Pachucos are Mexican-American youths who developed their own subculture during the 1930s and 1940s in the Southwestern U.S. , particularly in L.A.They wore distinctive clothing (such as zoot suits) and spoke their own dialect called “caló” or Pachuco. Due to their double marginalization stemming from their youth and ethnicity, there has always been a close association and cultural cross-pollination between the Pachuco subculture and gang subculture.
The Pachuco style originated in El Paso, Texas and Ciudad Juarez Mexico and moved westward, following the line of migration of Mexican railroad workers “traqueros”") into Los Angeles, where it developed further. The word "pachuco" originated, probably early in the 20th century, in a Mexican Spanish slangterm for a resident of the cities of El Paso and Juárez. Even today, El Paso and Juárez are the "El Chuco Town" or "El Pasiente" by some.
Another theory is that the derivation of the word "pachuco" came from Pachuca, the name of the city in the Mexican state of Hidalgo where Mickey Garcia, thought by some to be the originator of the zoot suit, befriended a local of the town known as "El Hueso". El Hueso was an elderly man known only to have a tatoo on his right shoulder. It is unknown what the tattoo said but some have claimed that it bore two names: one beginning with a "J" and the other with a "B". Mickey Garcia brought his style from Pachuca, Mexico toSan Diego. Another theory says that the word derives from pocho, a derogatory term for a Mexican born in the United States who has lost touch with theNMexican culture. The word is also said to mean "punk" or "troublemaker".
Another theory is put forth by Cummings, 2009 (see references), who postulates a possible indigenous origin of the term.
The Mexican comedian and film actor Germán Valdés, better-known by his artistic name "Tin-Tan", popularized Pachuco dress and slang to the Mexican population through his films during the Golden Age of Mexican films. The influence of Valdés is responsible for the assimilation of several Caló terms into Mexican slang.
The Mexican Nobel Laureate, Octavio Paz writes in the essay, "The Pachuco and Other Extremes" that the Pachuco phenomenon paralleled the zazou subculture in World War II-era Paris in style of clothing, music favored (jazz, swing, and jump blues), and attitudes, although there was no known link between the two subcultures.
The pachuco subculture declined in the 1960s, evolving into the Chicano style. This style preserved some of the pachuco slang while adding a strong political element characteristic of the late 1960s American life.

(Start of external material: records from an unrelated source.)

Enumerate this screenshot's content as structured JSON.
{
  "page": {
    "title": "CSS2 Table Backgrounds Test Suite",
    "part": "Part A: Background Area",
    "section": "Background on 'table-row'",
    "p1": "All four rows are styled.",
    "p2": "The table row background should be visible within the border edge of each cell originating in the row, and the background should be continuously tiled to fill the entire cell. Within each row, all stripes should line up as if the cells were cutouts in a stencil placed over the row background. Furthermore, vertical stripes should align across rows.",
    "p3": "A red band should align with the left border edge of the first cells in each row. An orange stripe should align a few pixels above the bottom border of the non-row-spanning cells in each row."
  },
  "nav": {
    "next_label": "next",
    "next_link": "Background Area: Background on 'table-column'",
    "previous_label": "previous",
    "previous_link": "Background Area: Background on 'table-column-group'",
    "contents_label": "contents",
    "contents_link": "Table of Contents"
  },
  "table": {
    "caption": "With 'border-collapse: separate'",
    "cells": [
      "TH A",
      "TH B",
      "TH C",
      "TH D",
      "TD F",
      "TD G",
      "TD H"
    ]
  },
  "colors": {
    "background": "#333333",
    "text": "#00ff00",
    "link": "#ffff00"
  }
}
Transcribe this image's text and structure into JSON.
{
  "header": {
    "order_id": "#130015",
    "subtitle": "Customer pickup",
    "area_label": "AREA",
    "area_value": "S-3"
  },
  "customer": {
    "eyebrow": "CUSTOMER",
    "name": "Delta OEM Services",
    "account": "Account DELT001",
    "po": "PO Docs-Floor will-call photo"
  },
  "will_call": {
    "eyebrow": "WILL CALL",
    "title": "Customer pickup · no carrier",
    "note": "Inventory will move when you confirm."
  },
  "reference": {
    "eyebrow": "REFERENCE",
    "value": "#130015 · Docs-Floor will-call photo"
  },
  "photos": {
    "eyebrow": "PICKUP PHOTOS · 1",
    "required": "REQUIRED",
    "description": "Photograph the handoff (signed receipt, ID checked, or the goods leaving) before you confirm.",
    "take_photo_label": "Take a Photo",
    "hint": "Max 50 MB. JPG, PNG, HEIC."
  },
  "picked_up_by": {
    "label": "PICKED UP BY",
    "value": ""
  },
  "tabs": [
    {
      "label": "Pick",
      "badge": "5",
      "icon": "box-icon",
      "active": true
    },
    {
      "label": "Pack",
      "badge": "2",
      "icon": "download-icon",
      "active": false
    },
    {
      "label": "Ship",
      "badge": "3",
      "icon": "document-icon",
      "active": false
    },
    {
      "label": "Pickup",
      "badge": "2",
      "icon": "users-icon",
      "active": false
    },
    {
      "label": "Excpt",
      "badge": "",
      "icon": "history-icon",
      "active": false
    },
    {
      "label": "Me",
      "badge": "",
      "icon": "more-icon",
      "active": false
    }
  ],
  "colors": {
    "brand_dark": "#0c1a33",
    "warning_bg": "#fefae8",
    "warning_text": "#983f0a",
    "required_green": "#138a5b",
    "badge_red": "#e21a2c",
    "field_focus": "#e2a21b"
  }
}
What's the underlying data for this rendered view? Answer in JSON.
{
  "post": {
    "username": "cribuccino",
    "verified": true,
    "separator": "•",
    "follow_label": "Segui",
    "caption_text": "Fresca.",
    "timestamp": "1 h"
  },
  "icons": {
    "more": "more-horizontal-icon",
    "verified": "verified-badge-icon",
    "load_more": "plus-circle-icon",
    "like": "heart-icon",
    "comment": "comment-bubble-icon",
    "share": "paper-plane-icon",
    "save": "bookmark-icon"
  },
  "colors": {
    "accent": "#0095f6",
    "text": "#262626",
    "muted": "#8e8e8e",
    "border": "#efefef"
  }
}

In the early 1970s, a recession and the increasingly violent nature of gang life resulted in an abandonment of anything that suggested dandyism. Accordingly, Mexican-American gangs adopted a uniform of T-shirts and khakis derived from prison uniforms, and the pachuco style died out. However, the zoot suit remains a popular choice of formal wear for urban and rural Latino youths in heavily ethnic neighborhoods. It is typically worn at a prom, or in some cases, at informal Latino university commencement ceremonies.
Pachucos called their slang Caló (sometimes called "pachuquismo"), a unique argot that drew on the original Spanish Gypsy Caló, Mexican Spanish, the New Mexican dialect of Spanish and American English, employing words and phrases creatively applied. To a large extent, Caló went mainstream and is one of the last surviving vestige of the Pachuco, often used in the lexicon of some urban Latinos in the United States to this day.
The same word "pachuco" is used in Costa Rica to define Costa Rican slang. It nevertheless differs from the Mexican slang. In Costa Rica the term "pachuco" refers to a vulgar or indecent person.
The "Pachuca", the female counterpart of the Pachuco, had as strong an aesthetic sensibility as the male zoot suiter. The Pachuca's hairstyle tended to be a high "coif" (a more pronounced version of the typical hair style of the time), sometimes using hair grease. Her makeup was heavy, particularly the lipstick. The preferred color of clothing was black. One very loud version of the Pachuca look entailed wearing the masculine zoot suit, albeit with modifications to fit the female form. This was very subversive at the time because of long-held gender roles that dictated how a person should dress. Another variation included full, knee-length skirts with the standard zoot suit finger-tip jacket. Sometimes, she donned the standard heavy gold pocket chain.
This style was associated with gang membership and activity. The idea of gang membership and gang activity came from the Zoot Suit riots that took place mainly in Southern California.The negative image of the male zoot suiter as a "violent gangster" naturally extended to the Pachuca as well. The promiscuous image came from contravening the traditional "see and be seen" fashion aesthetic — the Pachuca's high public visibility during a time when the "good" [minority] woman belonged in the home was seen in a scandalous light.
The Pachuca's challenge to the dominant perception of femininity came during the period between the advent of women’s suffrage in 1920 and the upsurge in feminist activism of the 1960s and 1970s.